Certification of SRM 2492: Bingham Paste Mixture for Rheological Measurements As measurements with rheometers can involve flow in a complex geometry, it is important that they are calibrated with a standard reference material (SRM). NIST has produced a Standard Reference material for paste (SRM 2492) as the first step for the development of a reference material for concrete rheometers. The process used to develop both the SRM 2492 and the mortar reference material is presented, including measurements, statistical analyses, and modeling. The developed SRM consists of a mixture of two components, corn syrup and fine limestone and has the texture of cement paste.
Publisher: Chiara F. Ferraris; Paul E. Stutzman; William F. Guthrie; National Institute of Standards and Technology (NIST), 2012 Registered on: Feb 3, 2014 | Category: Materials Testing: Rheology
Time reverse modeling of acoustic emissions in structural concrete Details on acoustic emission (AE). An often used application of AE analy-
sis is the localization of concrete cracks and reinforcement ruptures.
However, for progressed crack patterns, common localization procedures fail, because the waves have either been reflected repeatedly or experienced interference
with other waves. In this dissertation a new method of AE analysis
is developed which takes advantage of the wave field interferences. Publisher: Dissertation. Kocur, Georg Karl. Swiss Federal Institute of Technology Zurich, Institute of Structural Engineering (2012) Registered on: Feb 1, 2014 | Category: Materials Testing: Acoustic Emission Analysis
Working mechanism of various cellulose ethers as water retention admixtures in oil well cementing and in dry-mix mortar systems The doctoral dissertation includes three papers: (1) "Role of Colloidal Polymer Associates for the Effectiveness of Hydroxyethyl Cellulose as a Fluid Loss Control Additive in Oil Well Cement". Journal of Applied Polymer Science, Vol. 126, E25–E34 (2012). (2) "Mechanistic Study on Carboxymethyl Hydroxyethyl Cellulose as Fluid Loss Control Additive in Oil Well Cement". Journal of Applied Polymer Science, Vol. 124, 2340–2347 (2012). (3) "Working mechanism of methyl hydroxyethyl cellulose (MHEC) as water

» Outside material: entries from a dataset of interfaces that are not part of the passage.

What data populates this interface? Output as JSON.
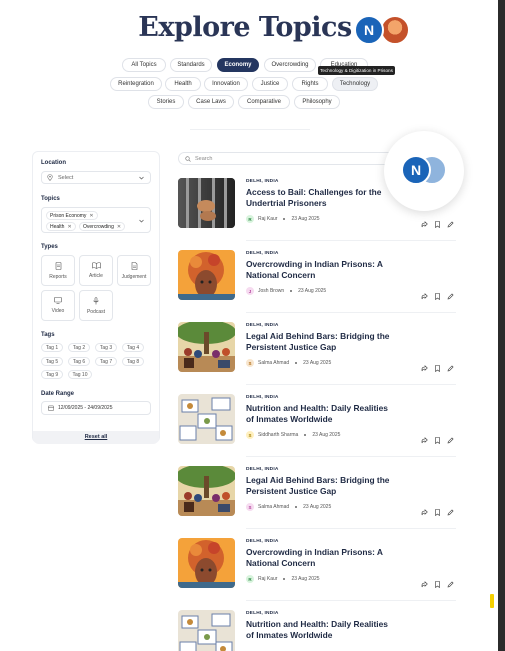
{
  "page_title": "Explore Topics",
  "header_avatars": [
    "N",
    ""
  ],
  "topics_row1": [
    "All Topics",
    "Standards",
    "Economy",
    "Overcrowding",
    "Education"
  ],
  "topics_row2": [
    "Reintegration",
    "Health",
    "Innovation",
    "Justice",
    "Rights",
    "Technology"
  ],
  "topics_row3": [
    "Stories",
    "Case Laws",
    "Comparative",
    "Philosophy"
  ],
  "active_topic": "Economy",
  "tooltip": "Technology & Digitization in Prisons",
  "filters": {
    "location_label": "Location",
    "location_placeholder": "Select",
    "topics_label": "Topics",
    "selected_topics": [
      "Prison Economy",
      "Health",
      "Overcrowding"
    ],
    "types_label": "Types",
    "types": [
      {
        "label": "Reports",
        "icon": "document-icon"
      },
      {
        "label": "Article",
        "icon": "book-open-icon"
      },
      {
        "label": "Judgement",
        "icon": "file-text-icon"
      },
      {
        "label": "Video",
        "icon": "monitor-icon"
      },
      {
        "label": "Podcast",
        "icon": "microphone-icon"
      }
    ],
    "tags_label": "Tags",
    "tags": [
      "Tag 1",
      "Tag 2",
      "Tag 3",
      "Tag 4",
      "Tag 5",
      "Tag 6",
      "Tag 7",
      "Tag 8",
      "Tag 9",
      "Tag 10"
    ],
    "date_label": "Date Range",
    "date_value": "12/09/2025 - 24/09/2025",
    "reset_label": "Reset all"
  },
  "search_placeholder": "Search",
  "floating_avatar": "N",
  "articles": [
    {
      "location": "DELHI, INDIA",
      "title": "Access to Bail: Challenges for the Undertrial Prisoners",
      "author": "Raj Kaur",
      "initial": "R",
      "date": "23 Aug 2025",
      "thumb": "bars"
    },
    {
      "location": "DELHI, INDIA",
      "title": "Overcrowding in Indian Prisons: A National Concern",
      "author": "Josh Brown",
      "initial": "J",
      "date": "23 Aug 2025",
      "thumb": "head"
    },
    {
      "location": "DELHI, INDIA",
      "title": "Legal Aid Behind Bars: Bridging the Persistent Justice Gap",
      "author": "Salma Ahmad",
      "initial": "S",
      "date": "23 Aug 2025",
      "thumb": "tree"
    },
    {
      "location": "DELHI, INDIA",
      "title": "Nutrition and Health: Daily Realities of Inmates Worldwide",
      "author": "Siddharth Sharma",
      "initial": "S",
      "date": "23 Aug 2025",
      "thumb": "food"
    },
    {
      "location": "DELHI, INDIA",
      "title": "Legal Aid Behind Bars: Bridging the Persistent Justice Gap",
      "author": "Salma Ahmad",
      "initial": "S",
      "date": "23 Aug 2025",
      "thumb": "tree"
    },
    {
      "location": "DELHI, INDIA",
      "title": "Overcrowding in Indian Prisons: A National Concern",
      "author": "Raj Kaur",
      "initial": "R",
      "date": "23 Aug 2025",
      "thumb": "head"
    },
    {
      "location": "DELHI, INDIA",
      "title": "Nutrition and Health: Daily Realities of Inmates Worldwide",
      "author": "",
      "initial": "",
      "date": "",
      "thumb": "food"
    }
  ],
  "colors": {
    "accent": "#243660",
    "brand_blue": "#1a64b8",
    "highlight": "#f5d000"
  }
}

retention agent". Cement and Concrete Research 42 (2012) 953–959. Publisher: Daniel Bülichen, Dissertation, TU München, 2013 Registered on: Feb 1, 2014 | Category: Materials Science: Rheological additives

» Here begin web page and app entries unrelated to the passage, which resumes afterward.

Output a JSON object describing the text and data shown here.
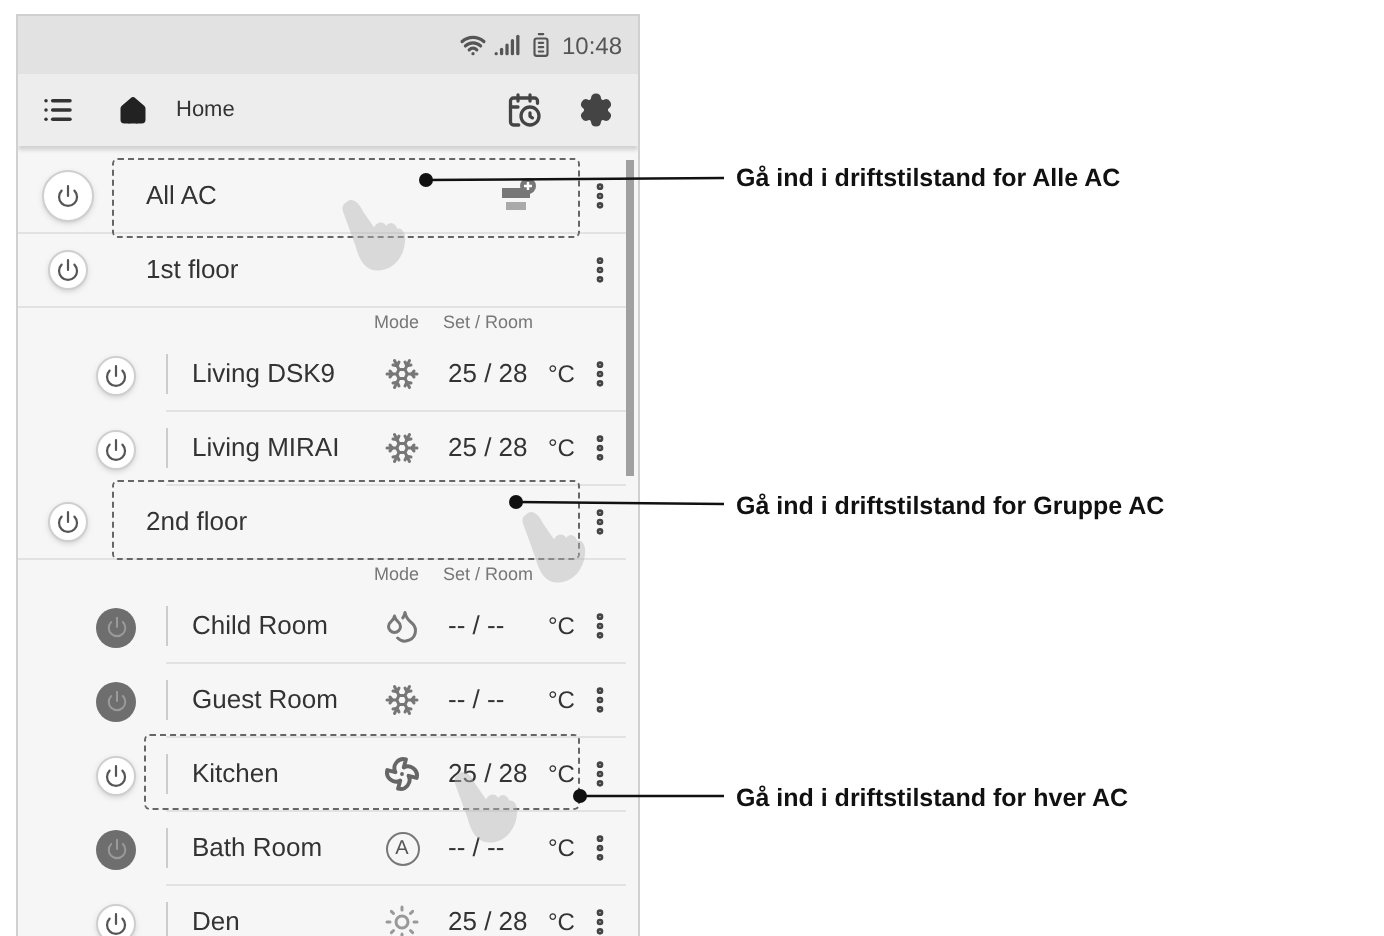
{
  "status_bar": {
    "time": "10:48"
  },
  "header": {
    "title": "Home"
  },
  "rows": [
    {
      "kind": "group",
      "name": "All AC",
      "on": true,
      "all": true
    },
    {
      "kind": "group",
      "name": "1st floor",
      "on": true
    },
    {
      "kind": "labels",
      "mode": "Mode",
      "set_room": "Set / Room"
    },
    {
      "kind": "device",
      "name": "Living DSK9",
      "on": true,
      "mode": {
        "kind": "cool"
      },
      "set_room": "25 / 28",
      "unit": "°C"
    },
    {
      "kind": "device",
      "name": "Living MIRAI",
      "on": true,
      "mode": {
        "kind": "cool"
      },
      "set_room": "25 / 28",
      "unit": "°C"
    },
    {
      "kind": "group",
      "name": "2nd floor",
      "on": true
    },
    {
      "kind": "labels",
      "mode": "Mode",
      "set_room": "Set / Room"
    },
    {
      "kind": "device",
      "name": "Child Room",
      "on": false,
      "mode": {
        "kind": "dry"
      },
      "set_room": "-- / --",
      "unit": "°C"
    },
    {
      "kind": "device",
      "name": "Guest Room",
      "on": false,
      "mode": {
        "kind": "cool"
      },
      "set_room": "-- / --",
      "unit": "°C"
    },
    {
      "kind": "device",
      "name": "Kitchen",
      "on": true,
      "mode": {
        "kind": "fan"
      },
      "set_room": "25 / 28",
      "unit": "°C"
    },
    {
      "kind": "device",
      "name": "Bath Room",
      "on": false,
      "mode": {
        "kind": "auto",
        "symbol": "A"
      },
      "set_room": "-- / --",
      "unit": "°C"
    },
    {
      "kind": "device",
      "name": "Den",
      "on": true,
      "mode": {
        "kind": "heat"
      },
      "set_room": "25 / 28",
      "unit": "°C"
    }
  ],
  "callouts": [
    {
      "text": "Gå ind i driftstilstand for Alle AC"
    },
    {
      "text": "Gå ind i driftstilstand for Gruppe AC"
    },
    {
      "text": "Gå ind i driftstilstand for hver AC"
    }
  ]
}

High strength concrete Report on investigations into the effects of setting and hardening on the properties of high strength concretes, and in particular on the behaviour with restrained deformation at a young age. The shrinkage (in particular the autogenous shrinkage) as well as the release of heat of hydration and the associated strength development were investigated. [12 pages, 597 kB, PDF] Publisher: Maria Teresa Alonso Registered on: Jul 4, 2005 | Category: Materials Science: Concrete
Mitigation Strategies for Autogenous Shrinkage Cracking The fundamental parameters contributing to the autogenous shrinkage and resultant early-age cracking of concrete are presented. Mitigation strategies which are discussed include: the addition of shrinkage-reducing admixtures more commonly used to control drying shrinkage, control of the cement particle size distribution, modification of the mineralogical composition of the cement, the addition of saturated lightweight fine aggregates, the use of controlled permeability formwork, and the addition of superabsorbent polymers ("water-entrained" concrete) . Publisher: Bentz, D. P.; Jensen, O. M., in: Cement and Concrete Research, Vol. 26, No. 6, 677-685, August 2004 Registered on: Mar 15, 2005 | Category: Materials Science: Shrinkage-reducing Additives